Records provided:
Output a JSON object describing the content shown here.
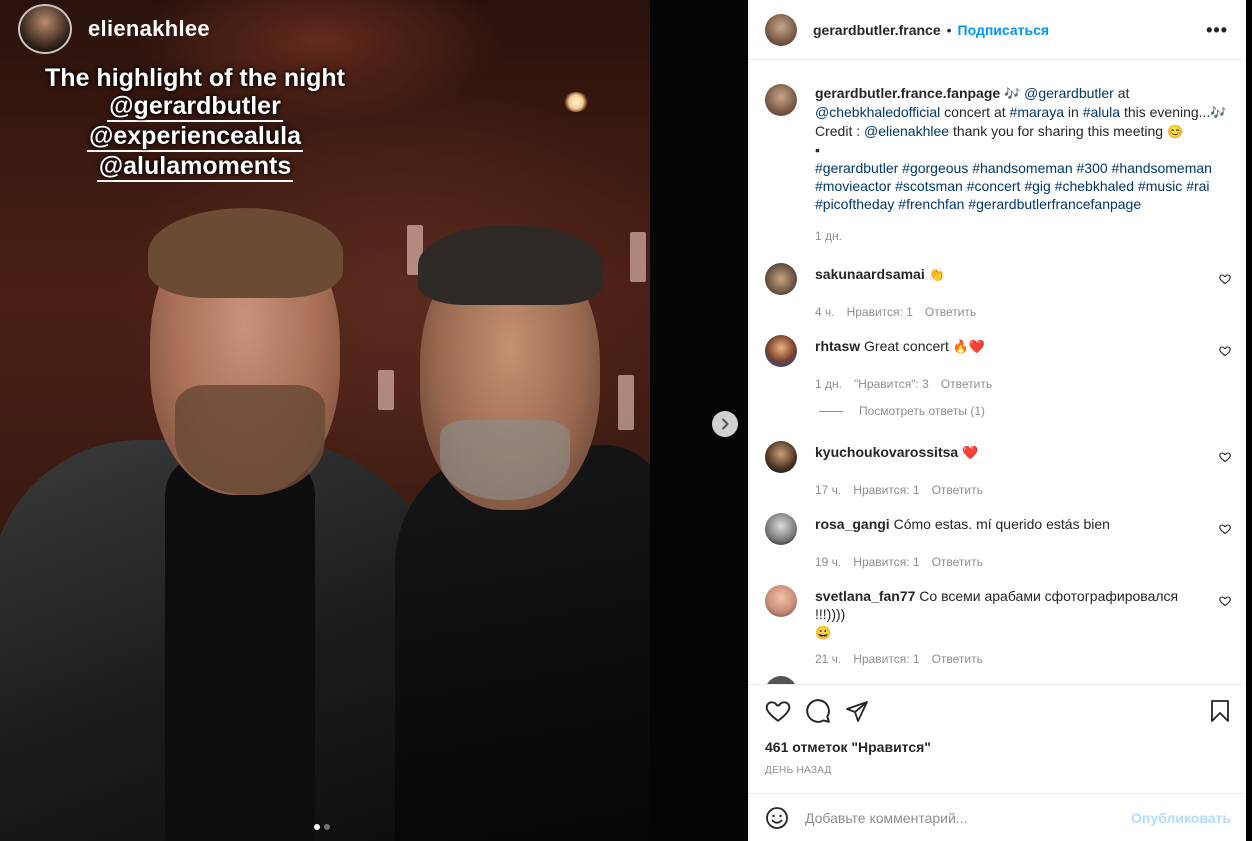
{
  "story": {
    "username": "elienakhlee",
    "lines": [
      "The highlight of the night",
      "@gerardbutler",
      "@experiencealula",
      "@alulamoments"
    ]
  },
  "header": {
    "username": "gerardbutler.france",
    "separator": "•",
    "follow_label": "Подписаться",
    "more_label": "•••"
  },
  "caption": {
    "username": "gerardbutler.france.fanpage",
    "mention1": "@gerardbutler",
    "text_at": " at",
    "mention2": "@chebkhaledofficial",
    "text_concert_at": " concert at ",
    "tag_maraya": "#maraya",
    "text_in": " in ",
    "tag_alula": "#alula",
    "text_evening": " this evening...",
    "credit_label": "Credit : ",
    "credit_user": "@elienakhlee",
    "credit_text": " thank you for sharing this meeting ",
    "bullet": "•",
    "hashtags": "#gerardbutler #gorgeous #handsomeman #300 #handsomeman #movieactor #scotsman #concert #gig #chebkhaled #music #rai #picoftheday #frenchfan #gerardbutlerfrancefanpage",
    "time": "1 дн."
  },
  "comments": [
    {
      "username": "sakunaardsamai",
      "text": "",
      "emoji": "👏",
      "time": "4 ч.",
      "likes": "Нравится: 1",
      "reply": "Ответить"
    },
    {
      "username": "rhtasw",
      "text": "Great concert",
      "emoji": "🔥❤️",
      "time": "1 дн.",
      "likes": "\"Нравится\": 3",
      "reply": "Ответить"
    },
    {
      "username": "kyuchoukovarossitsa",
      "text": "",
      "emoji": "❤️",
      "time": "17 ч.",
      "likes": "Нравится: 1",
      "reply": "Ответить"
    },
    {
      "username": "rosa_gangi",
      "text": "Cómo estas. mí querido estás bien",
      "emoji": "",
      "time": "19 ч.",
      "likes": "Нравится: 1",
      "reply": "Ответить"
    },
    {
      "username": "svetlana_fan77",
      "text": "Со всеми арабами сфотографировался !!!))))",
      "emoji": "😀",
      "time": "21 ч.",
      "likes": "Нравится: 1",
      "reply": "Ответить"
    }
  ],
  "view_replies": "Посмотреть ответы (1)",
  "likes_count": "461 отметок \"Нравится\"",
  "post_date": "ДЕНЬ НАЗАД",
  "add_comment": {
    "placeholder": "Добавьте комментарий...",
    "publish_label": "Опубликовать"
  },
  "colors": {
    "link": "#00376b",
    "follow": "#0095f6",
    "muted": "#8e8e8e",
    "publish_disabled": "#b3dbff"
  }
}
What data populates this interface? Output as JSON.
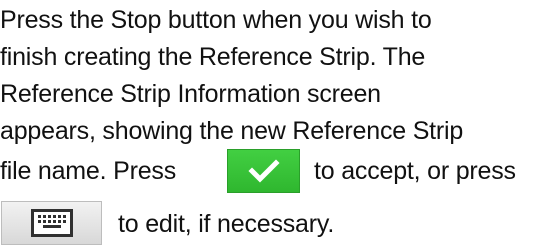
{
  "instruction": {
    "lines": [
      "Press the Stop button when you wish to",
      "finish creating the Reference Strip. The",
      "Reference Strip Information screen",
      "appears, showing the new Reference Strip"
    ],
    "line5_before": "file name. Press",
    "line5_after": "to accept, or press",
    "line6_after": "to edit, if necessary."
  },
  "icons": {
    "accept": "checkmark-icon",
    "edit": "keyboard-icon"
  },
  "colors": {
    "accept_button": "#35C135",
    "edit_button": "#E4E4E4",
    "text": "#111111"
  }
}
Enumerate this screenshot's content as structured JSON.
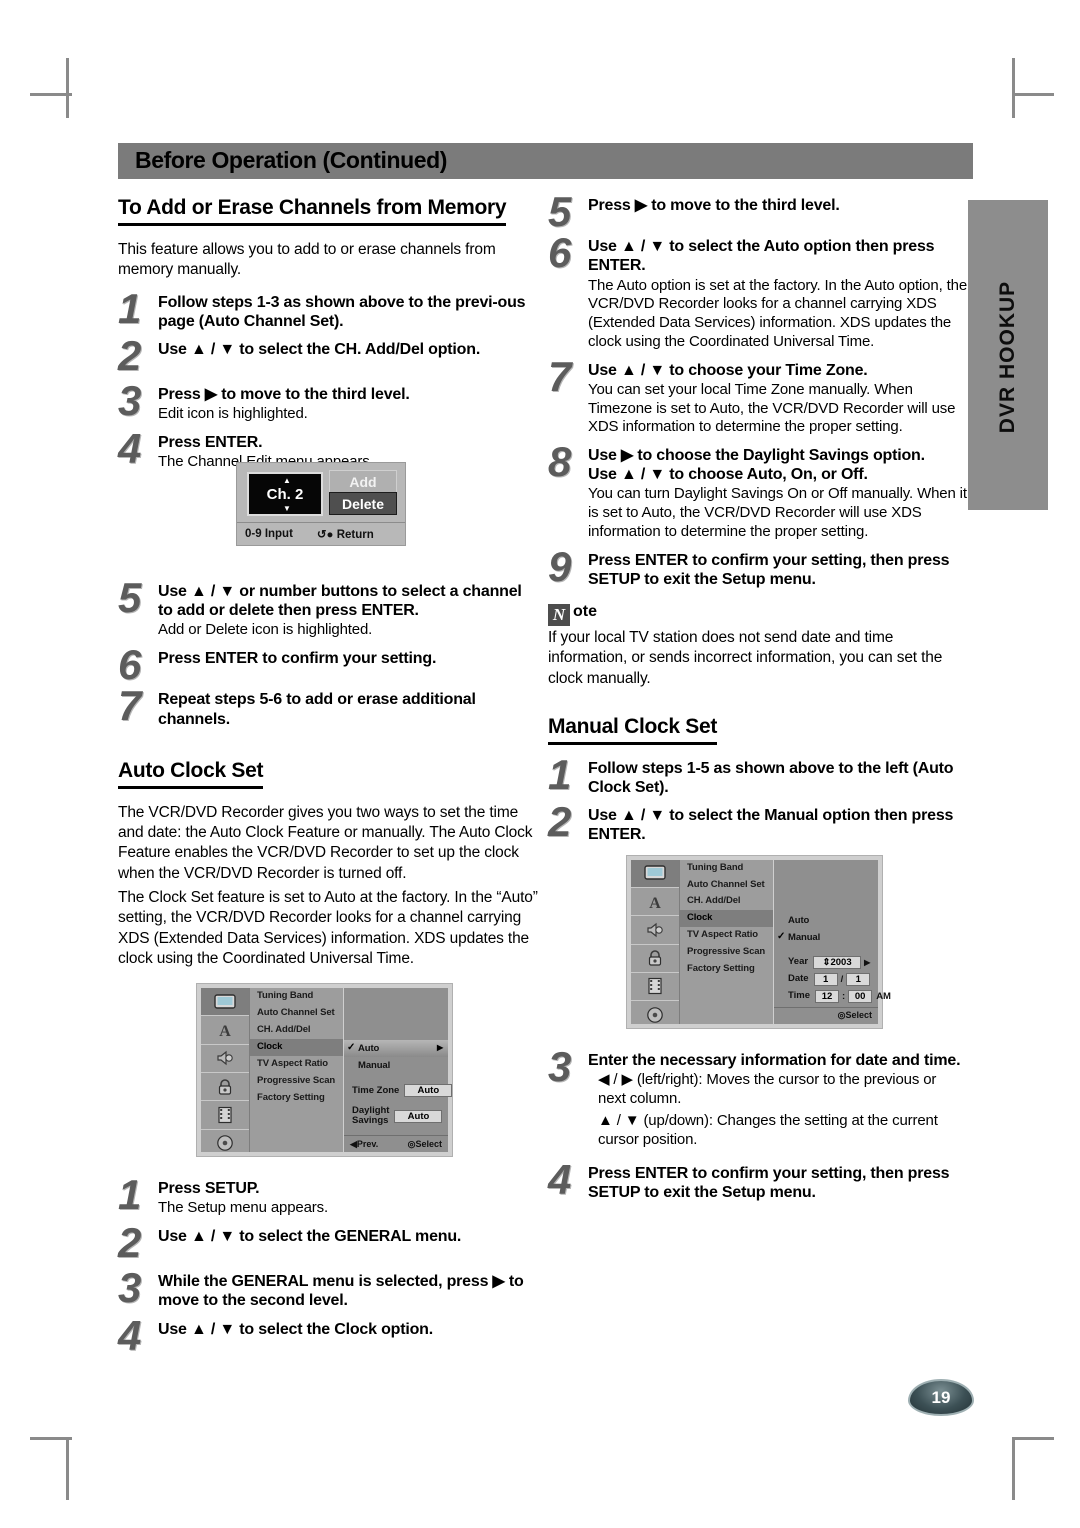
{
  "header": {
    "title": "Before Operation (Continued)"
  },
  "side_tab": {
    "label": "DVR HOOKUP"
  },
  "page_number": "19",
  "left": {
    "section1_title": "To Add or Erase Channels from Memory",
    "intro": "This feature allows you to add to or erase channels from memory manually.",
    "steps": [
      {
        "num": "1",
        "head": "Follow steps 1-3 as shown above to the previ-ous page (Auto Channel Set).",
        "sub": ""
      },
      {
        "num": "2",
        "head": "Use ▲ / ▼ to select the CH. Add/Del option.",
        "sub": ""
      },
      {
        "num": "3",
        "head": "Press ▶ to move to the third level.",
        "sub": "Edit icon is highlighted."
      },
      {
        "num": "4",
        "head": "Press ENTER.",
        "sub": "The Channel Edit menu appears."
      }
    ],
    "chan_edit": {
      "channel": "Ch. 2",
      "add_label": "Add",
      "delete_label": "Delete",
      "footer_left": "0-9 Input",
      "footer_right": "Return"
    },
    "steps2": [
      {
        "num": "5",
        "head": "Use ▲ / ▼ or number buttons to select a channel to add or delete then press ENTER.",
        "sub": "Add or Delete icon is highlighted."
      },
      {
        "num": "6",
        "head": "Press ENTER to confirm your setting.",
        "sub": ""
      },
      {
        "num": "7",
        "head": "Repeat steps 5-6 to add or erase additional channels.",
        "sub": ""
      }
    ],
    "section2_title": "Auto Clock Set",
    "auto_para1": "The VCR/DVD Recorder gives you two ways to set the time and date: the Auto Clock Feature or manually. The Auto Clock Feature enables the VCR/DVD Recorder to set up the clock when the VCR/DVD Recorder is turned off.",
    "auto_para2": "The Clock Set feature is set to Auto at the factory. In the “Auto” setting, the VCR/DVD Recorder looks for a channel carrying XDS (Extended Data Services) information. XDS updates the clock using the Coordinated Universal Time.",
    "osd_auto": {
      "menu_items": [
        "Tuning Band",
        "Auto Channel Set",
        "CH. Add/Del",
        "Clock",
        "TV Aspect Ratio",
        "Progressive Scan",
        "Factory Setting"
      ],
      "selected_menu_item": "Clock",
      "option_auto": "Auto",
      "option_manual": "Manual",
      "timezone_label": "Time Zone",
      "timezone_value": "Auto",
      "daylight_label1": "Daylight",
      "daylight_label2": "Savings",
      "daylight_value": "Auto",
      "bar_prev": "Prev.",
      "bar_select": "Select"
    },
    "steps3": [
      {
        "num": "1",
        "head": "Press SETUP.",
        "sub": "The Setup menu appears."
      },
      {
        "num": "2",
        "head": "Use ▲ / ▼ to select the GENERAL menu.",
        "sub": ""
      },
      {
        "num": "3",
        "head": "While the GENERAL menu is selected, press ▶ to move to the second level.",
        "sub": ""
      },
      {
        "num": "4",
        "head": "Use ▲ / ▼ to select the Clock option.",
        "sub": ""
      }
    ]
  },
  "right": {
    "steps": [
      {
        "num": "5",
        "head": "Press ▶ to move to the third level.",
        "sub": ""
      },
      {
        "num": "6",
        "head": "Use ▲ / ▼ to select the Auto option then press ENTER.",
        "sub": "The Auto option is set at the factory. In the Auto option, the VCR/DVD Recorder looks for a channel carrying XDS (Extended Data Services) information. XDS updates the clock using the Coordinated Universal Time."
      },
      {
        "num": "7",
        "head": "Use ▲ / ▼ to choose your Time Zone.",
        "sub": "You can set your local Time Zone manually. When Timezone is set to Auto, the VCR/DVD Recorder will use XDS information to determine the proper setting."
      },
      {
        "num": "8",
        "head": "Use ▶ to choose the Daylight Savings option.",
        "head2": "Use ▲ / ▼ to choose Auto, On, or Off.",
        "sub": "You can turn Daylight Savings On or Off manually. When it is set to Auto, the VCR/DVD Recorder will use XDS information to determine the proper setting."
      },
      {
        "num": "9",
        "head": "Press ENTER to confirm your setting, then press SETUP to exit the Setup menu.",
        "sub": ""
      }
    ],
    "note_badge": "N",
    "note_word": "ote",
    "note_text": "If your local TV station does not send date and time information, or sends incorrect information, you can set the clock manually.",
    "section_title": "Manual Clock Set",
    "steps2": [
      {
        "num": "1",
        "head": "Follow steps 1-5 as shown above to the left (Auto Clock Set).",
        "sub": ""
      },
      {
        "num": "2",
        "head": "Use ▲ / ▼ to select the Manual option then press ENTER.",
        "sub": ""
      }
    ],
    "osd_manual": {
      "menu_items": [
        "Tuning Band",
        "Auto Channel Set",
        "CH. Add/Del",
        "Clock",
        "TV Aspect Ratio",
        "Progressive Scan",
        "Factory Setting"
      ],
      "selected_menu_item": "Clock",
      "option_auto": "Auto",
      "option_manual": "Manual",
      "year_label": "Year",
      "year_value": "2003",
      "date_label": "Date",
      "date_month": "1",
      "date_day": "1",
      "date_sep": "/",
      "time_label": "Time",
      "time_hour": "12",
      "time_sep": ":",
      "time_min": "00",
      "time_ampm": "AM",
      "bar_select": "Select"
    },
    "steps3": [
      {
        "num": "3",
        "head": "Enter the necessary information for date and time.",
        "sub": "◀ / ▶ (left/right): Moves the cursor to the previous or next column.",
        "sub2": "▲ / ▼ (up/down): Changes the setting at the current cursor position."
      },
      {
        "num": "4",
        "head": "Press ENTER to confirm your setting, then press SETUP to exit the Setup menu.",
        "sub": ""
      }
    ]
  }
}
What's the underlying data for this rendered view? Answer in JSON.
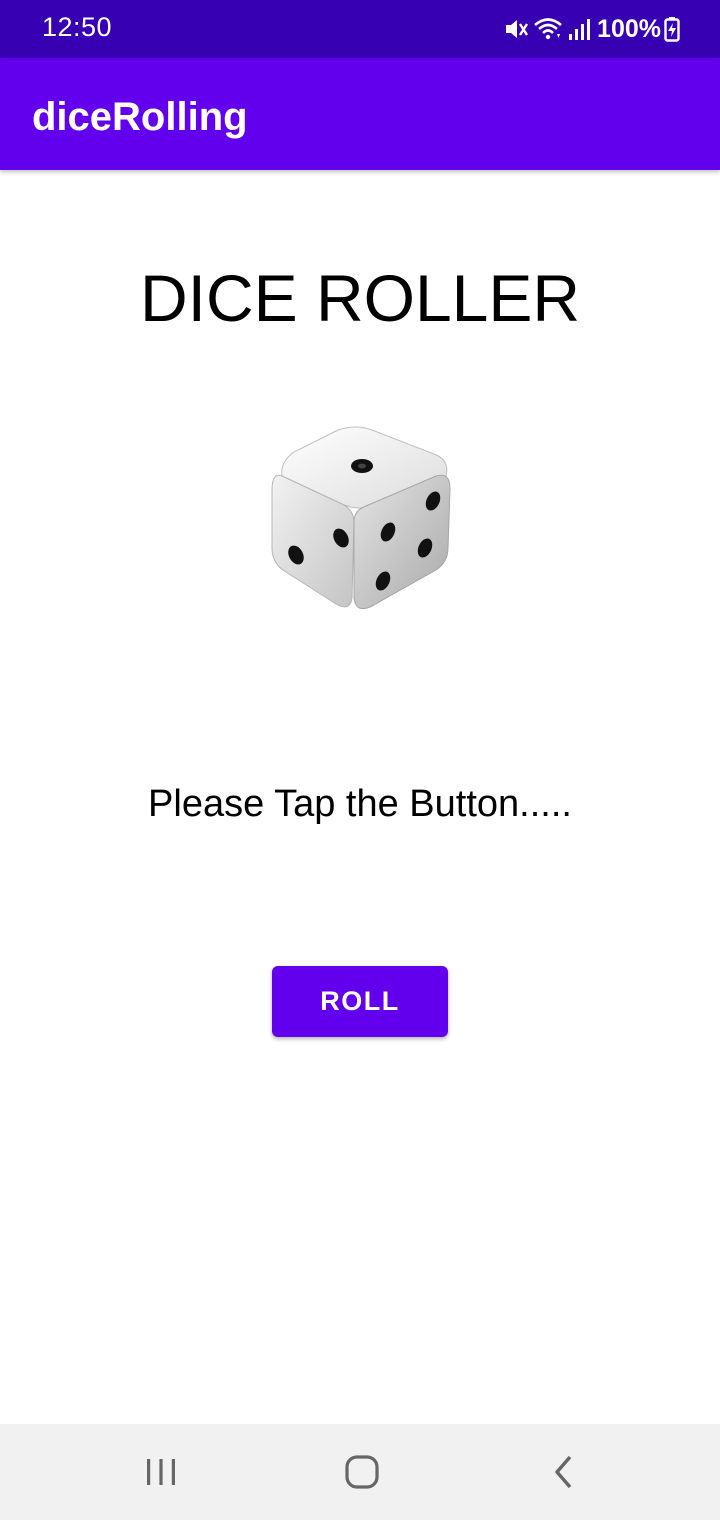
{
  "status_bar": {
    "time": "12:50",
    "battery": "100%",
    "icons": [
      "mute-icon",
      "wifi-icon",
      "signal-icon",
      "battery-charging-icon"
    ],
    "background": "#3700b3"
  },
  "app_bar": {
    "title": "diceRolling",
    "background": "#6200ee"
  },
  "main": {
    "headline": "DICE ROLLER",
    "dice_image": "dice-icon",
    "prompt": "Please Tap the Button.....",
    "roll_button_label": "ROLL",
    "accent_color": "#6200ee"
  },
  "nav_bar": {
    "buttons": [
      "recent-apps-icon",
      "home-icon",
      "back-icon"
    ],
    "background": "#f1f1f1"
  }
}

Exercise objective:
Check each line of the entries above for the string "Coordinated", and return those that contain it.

Reply:
    "auto_para2": "The Clock Set feature is set to Auto at the factory. In the “Auto” setting, the VCR/DVD Recorder looks for a channel carrying XDS (Extended Data Services) information. XDS updates the clock using the Coordinated Universal Time.",
        "sub": "The Auto option is set at the factory. In the Auto option, the VCR/DVD Recorder looks for a channel carrying XDS (Extended Data Services) information. XDS updates the clock using the Coordinated Universal Time."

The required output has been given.